DeCecco was a member of the U.S. Women’s National Team Program from 2003-2008 and played on the U.S. World Cup Team in 2005.

Hall of Famer Chris Sailer coached DeCecco at Princeton and served as her presenter.

“Rachael was a phenomenal defender. She was strong and powerful and fast on the field, and her positioning was just exceptional,” Sailor said. “One of the big things about Rachael was that she was so passionate. She was a great competitor, and she brought that every single day. Whether it was practice or a game, she came ready to play. She was such a leader for us at Princeton.”

A native of Australia, Forbes became a three-time All-American at the University of Maryland and a pioneer in creating the pipeline from Down Under to College Park. Forbes was the national offensive player of the year in 1997 as well as the ACC’s player of the year.
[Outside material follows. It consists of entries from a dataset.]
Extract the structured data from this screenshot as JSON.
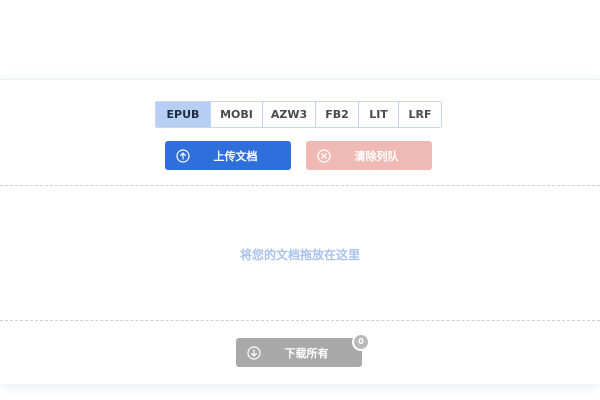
{
  "formats": {
    "items": [
      {
        "label": "EPUB",
        "active": true
      },
      {
        "label": "MOBI",
        "active": false
      },
      {
        "label": "AZW3",
        "active": false
      },
      {
        "label": "FB2",
        "active": false
      },
      {
        "label": "LIT",
        "active": false
      },
      {
        "label": "LRF",
        "active": false
      }
    ]
  },
  "actions": {
    "upload_label": "上传文档",
    "upload_icon": "arrow-up-circle-icon",
    "clear_label": "清除列队",
    "clear_icon": "x-circle-icon"
  },
  "dropzone": {
    "text": "将您的文档拖放在这里"
  },
  "download": {
    "label": "下载所有",
    "icon": "arrow-down-circle-icon",
    "count": "0"
  },
  "colors": {
    "primary": "#2f6fdc",
    "danger_disabled": "#efb9b5",
    "disabled": "#a9a9a9",
    "active_tab": "#b7cff3",
    "hint_text": "#a9c2ef"
  }
}
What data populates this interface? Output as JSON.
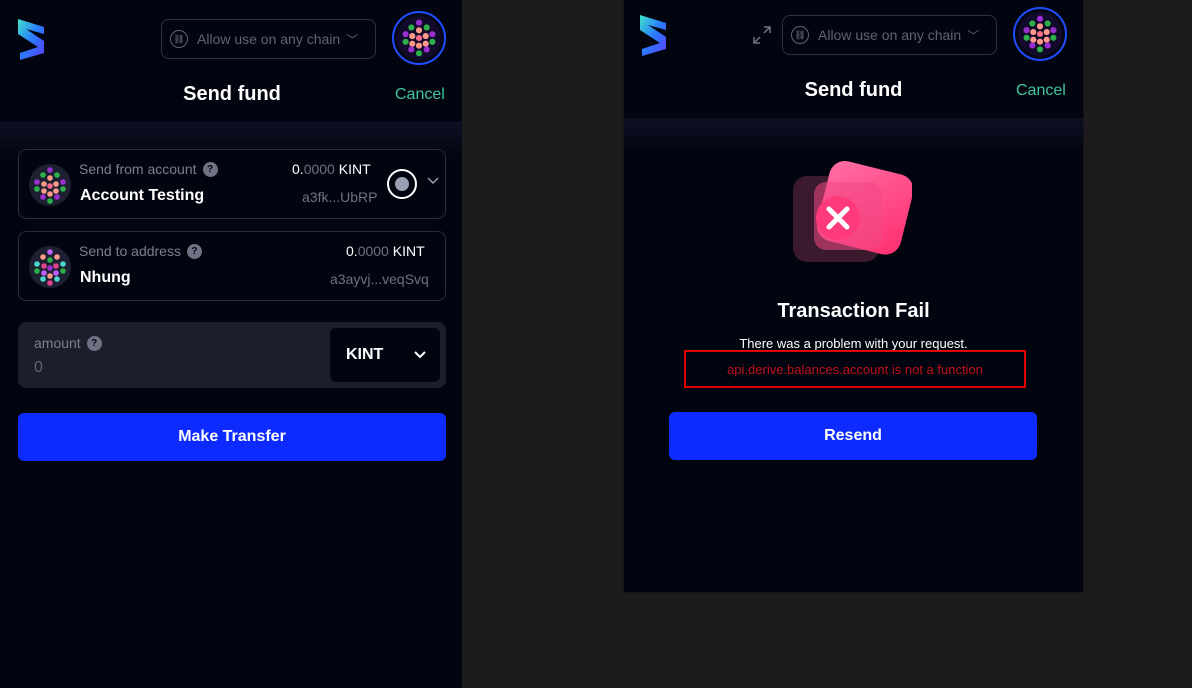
{
  "colors": {
    "accent": "#0d2bff",
    "cancel": "#42c59a",
    "error": "#c0111a",
    "highlight": "#e00000",
    "panel": "#020510"
  },
  "left_panel": {
    "header": {
      "logo_icon": "subwallet-logo-icon",
      "chain_select": {
        "label": "Allow use on any chain",
        "icon": "chain-icon",
        "chevron": "chevron-down-icon"
      },
      "avatar": "account-avatar",
      "title": "Send fund",
      "cancel_label": "Cancel"
    },
    "from_account": {
      "label": "Send from account",
      "name": "Account Testing",
      "balance_int": "0.",
      "balance_dec": "0000",
      "balance_token": " KINT",
      "address": "a3fk...UbRP"
    },
    "to_address": {
      "label": "Send to address",
      "name": "Nhung",
      "balance_int": "0.",
      "balance_dec": "0000",
      "balance_token": " KINT",
      "address": "a3ayvj...veqSvq"
    },
    "amount": {
      "label": "amount",
      "value": "0",
      "token": "KINT"
    },
    "submit_label": "Make Transfer"
  },
  "right_panel": {
    "header": {
      "logo_icon": "subwallet-logo-icon",
      "expand_icon": "expand-icon",
      "chain_select": {
        "label": "Allow use on any chain",
        "icon": "chain-icon",
        "chevron": "chevron-down-icon"
      },
      "avatar": "account-avatar",
      "title": "Send fund",
      "cancel_label": "Cancel"
    },
    "result": {
      "title": "Transaction Fail",
      "message": "There was a problem with your request.",
      "error": "api.derive.balances.account is not a function"
    },
    "resend_label": "Resend"
  }
}
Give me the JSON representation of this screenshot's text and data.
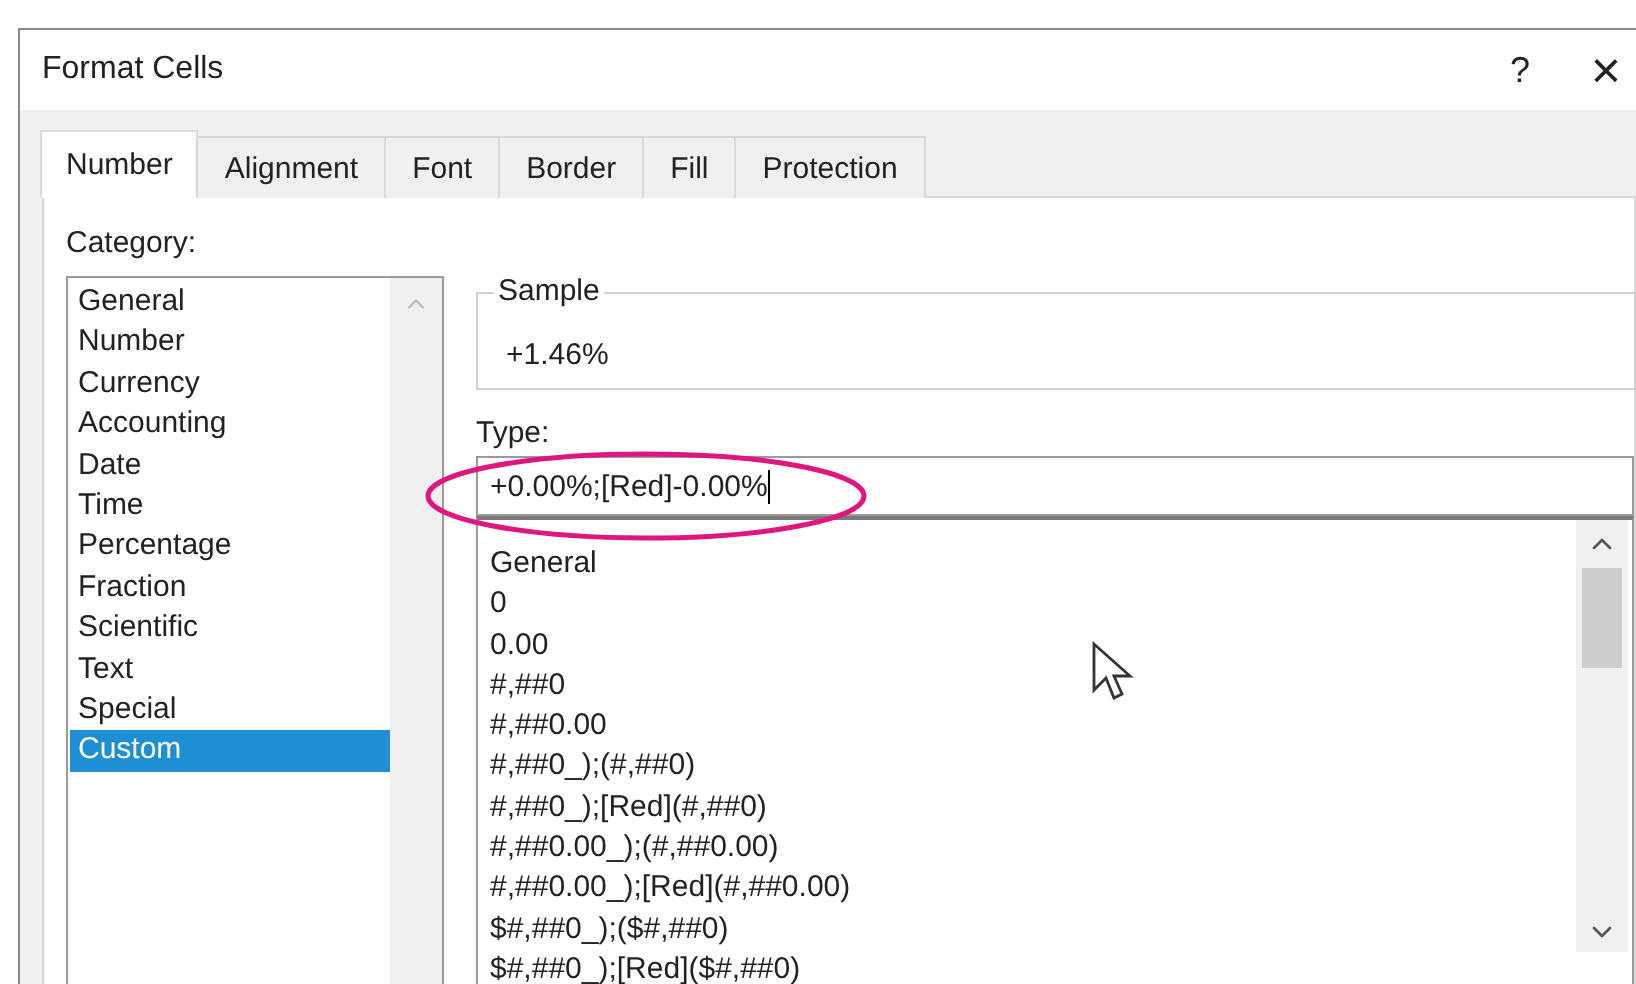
{
  "window": {
    "title": "Format Cells",
    "help_button": "?",
    "close_button": "×"
  },
  "tabs": [
    {
      "label": "Number",
      "selected": true
    },
    {
      "label": "Alignment",
      "selected": false
    },
    {
      "label": "Font",
      "selected": false
    },
    {
      "label": "Border",
      "selected": false
    },
    {
      "label": "Fill",
      "selected": false
    },
    {
      "label": "Protection",
      "selected": false
    }
  ],
  "category": {
    "label": "Category:",
    "items": [
      {
        "label": "General",
        "selected": false
      },
      {
        "label": "Number",
        "selected": false
      },
      {
        "label": "Currency",
        "selected": false
      },
      {
        "label": "Accounting",
        "selected": false
      },
      {
        "label": "Date",
        "selected": false
      },
      {
        "label": "Time",
        "selected": false
      },
      {
        "label": "Percentage",
        "selected": false
      },
      {
        "label": "Fraction",
        "selected": false
      },
      {
        "label": "Scientific",
        "selected": false
      },
      {
        "label": "Text",
        "selected": false
      },
      {
        "label": "Special",
        "selected": false
      },
      {
        "label": "Custom",
        "selected": true
      }
    ]
  },
  "sample": {
    "label": "Sample",
    "value": "+1.46%"
  },
  "type": {
    "label": "Type:",
    "value": "+0.00%;[Red]-0.00%",
    "formats": [
      "General",
      "0",
      "0.00",
      "#,##0",
      "#,##0.00",
      "#,##0_);(#,##0)",
      "#,##0_);[Red](#,##0)",
      "#,##0.00_);(#,##0.00)",
      "#,##0.00_);[Red](#,##0.00)",
      "$#,##0_);($#,##0)",
      "$#,##0_);[Red]($#,##0)"
    ]
  },
  "highlight": {
    "kind": "ellipse"
  }
}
She helped lead the Terps to three straight NCAA titles (1995-97) during her career, as well as the ACC championship in 1997. Forbes was named to the NCAA’s 25th Anniversary Team in 2006. 

Hall of Famer Cindy Timchal coached Forbes at Maryland and served as her presenter.

“Coming from Perth, Australia and making that kind of commitment was a true leap of faith,” Timchal said. “For Sarah to have paved the way for other Australians to the United States and looking to women’s lacrosse programs as viable options for higher education, she was a true pioneer.”

As an international player, Forbes was a member of the Australian World Cup Team four times and helped the Aussies capture the gold medal in 2005. She earned All-World honors in both 2005 and 2009 and was named tournament MVP in 2005 while serving as Australian team captain.

“Lacrosse has brought so many friends, mentors, memories and experiences from all over the world, and given my life purpose and meaning,” said a tearful Forbes, who traveled from Australia for Saturday’s induction ceremony. “It’s taught me determination, resiliency, understanding, and compassion, and made me a better teacher, parent, partner and coach. It’s endless, what lacrosse has brought to my life.”

Reese is a four-time winner of the IWLCA’s national coach of the year award and a 12-time conference coach of the year who has led the University of Maryland to five national championships in her 13 seasons in College Park. She ranks as the Terps’ all-time winningest coach, with a 270-22 record at Maryland, and has a career record of 301-51 in 16 overall seasons as a head coach. Through 2019, she has produced eight Tewaaraton Trophy winners, 22 National Players of the Year and 64 All-Americans. 

“I love the athletes that I have a chance to work with,” Reese said. “Coaching is about relationships. To share the sport and to be able to help them grow during their college careers is something that’s really special. The best part of coaching is working with a team of players who are out there striving for something that’s bigger than themselves.”

Hall of Famer Jen Adams, who played and coached with Reese, served as her presenter.

“Cathy’s one of the toughest competitors that I’ve ever encountered,” Adams said. “She wants to win and she loves to win, but at the same time, she does it in such a great spirit and fashion. She always does it in the right way. That’s the important thing. She’s tough and gets the most out of her players, but also, she’s incredibly kind and really cares about her players. Cathy makes it all look effortless.”

The National Lacrosse Hall of Fame, a program of US Lacrosse, was established in 1957 to honor men and women who by their deeds as players, coaches, officials and contributors, and by the example of their lives, personify the great contribution of lacrosse to our way of life. Nearly 450 lacrosse greats are honored in the National Lacrosse Hall of Fame & Museum, located at US Lacrosse Headquarters in Sparks, Maryland.